--- PROVIDED DATA Enclosed Below ---
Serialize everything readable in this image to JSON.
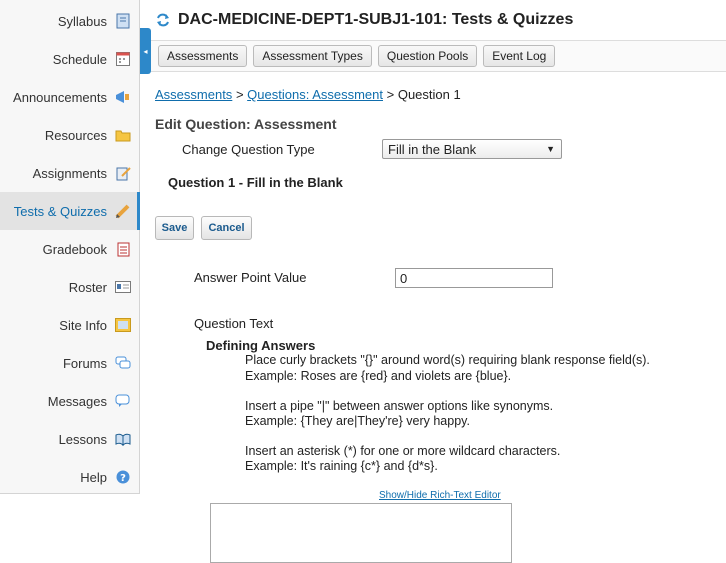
{
  "sidebar": {
    "items": [
      {
        "label": "Syllabus",
        "icon": "syllabus-icon"
      },
      {
        "label": "Schedule",
        "icon": "calendar-icon"
      },
      {
        "label": "Announcements",
        "icon": "megaphone-icon"
      },
      {
        "label": "Resources",
        "icon": "folder-icon"
      },
      {
        "label": "Assignments",
        "icon": "edit-document-icon"
      },
      {
        "label": "Tests & Quizzes",
        "icon": "pencil-icon",
        "active": true
      },
      {
        "label": "Gradebook",
        "icon": "gradebook-icon"
      },
      {
        "label": "Roster",
        "icon": "id-card-icon"
      },
      {
        "label": "Site Info",
        "icon": "site-info-icon"
      },
      {
        "label": "Forums",
        "icon": "speech-bubbles-icon"
      },
      {
        "label": "Messages",
        "icon": "message-bubble-icon"
      },
      {
        "label": "Lessons",
        "icon": "book-icon"
      },
      {
        "label": "Help",
        "icon": "help-icon"
      }
    ]
  },
  "collapse": {
    "glyph": "◂"
  },
  "header": {
    "title": "DAC-MEDICINE-DEPT1-SUBJ1-101: Tests & Quizzes"
  },
  "toolbar": {
    "buttons": [
      "Assessments",
      "Assessment Types",
      "Question Pools",
      "Event Log"
    ]
  },
  "breadcrumb": {
    "link1": "Assessments",
    "sep": ">",
    "link2": "Questions: Assessment",
    "current": "Question 1"
  },
  "form": {
    "section_title": "Edit Question: Assessment",
    "change_type_label": "Change Question Type",
    "change_type_value": "Fill in the Blank",
    "question_heading": "Question 1 - Fill in the Blank",
    "save_label": "Save",
    "cancel_label": "Cancel",
    "points_label": "Answer Point Value",
    "points_value": "0",
    "question_text_label": "Question Text",
    "defining_title": "Defining Answers",
    "instructions": [
      "Place curly brackets \"{}\" around word(s) requiring blank response field(s).",
      "Example: Roses are {red} and violets are {blue}.",
      "Insert a pipe \"|\" between answer options like synonyms.",
      "Example: {They are|They're} very happy.",
      "Insert an asterisk (*) for one or more wildcard characters.",
      "Example: It's raining {c*} and {d*s}."
    ],
    "rte_toggle": "Show/Hide Rich-Text Editor"
  },
  "colors": {
    "accent": "#2d88c9",
    "link": "#0f6dac"
  }
}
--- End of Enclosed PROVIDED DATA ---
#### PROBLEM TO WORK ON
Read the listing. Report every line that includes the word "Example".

#### RESULT FOR THIS EXERCISE
      "Example: Roses are {red} and violets are {blue}.",
      "Example: {They are|They're} very happy.",
      "Example: It's raining {c*} and {d*s}."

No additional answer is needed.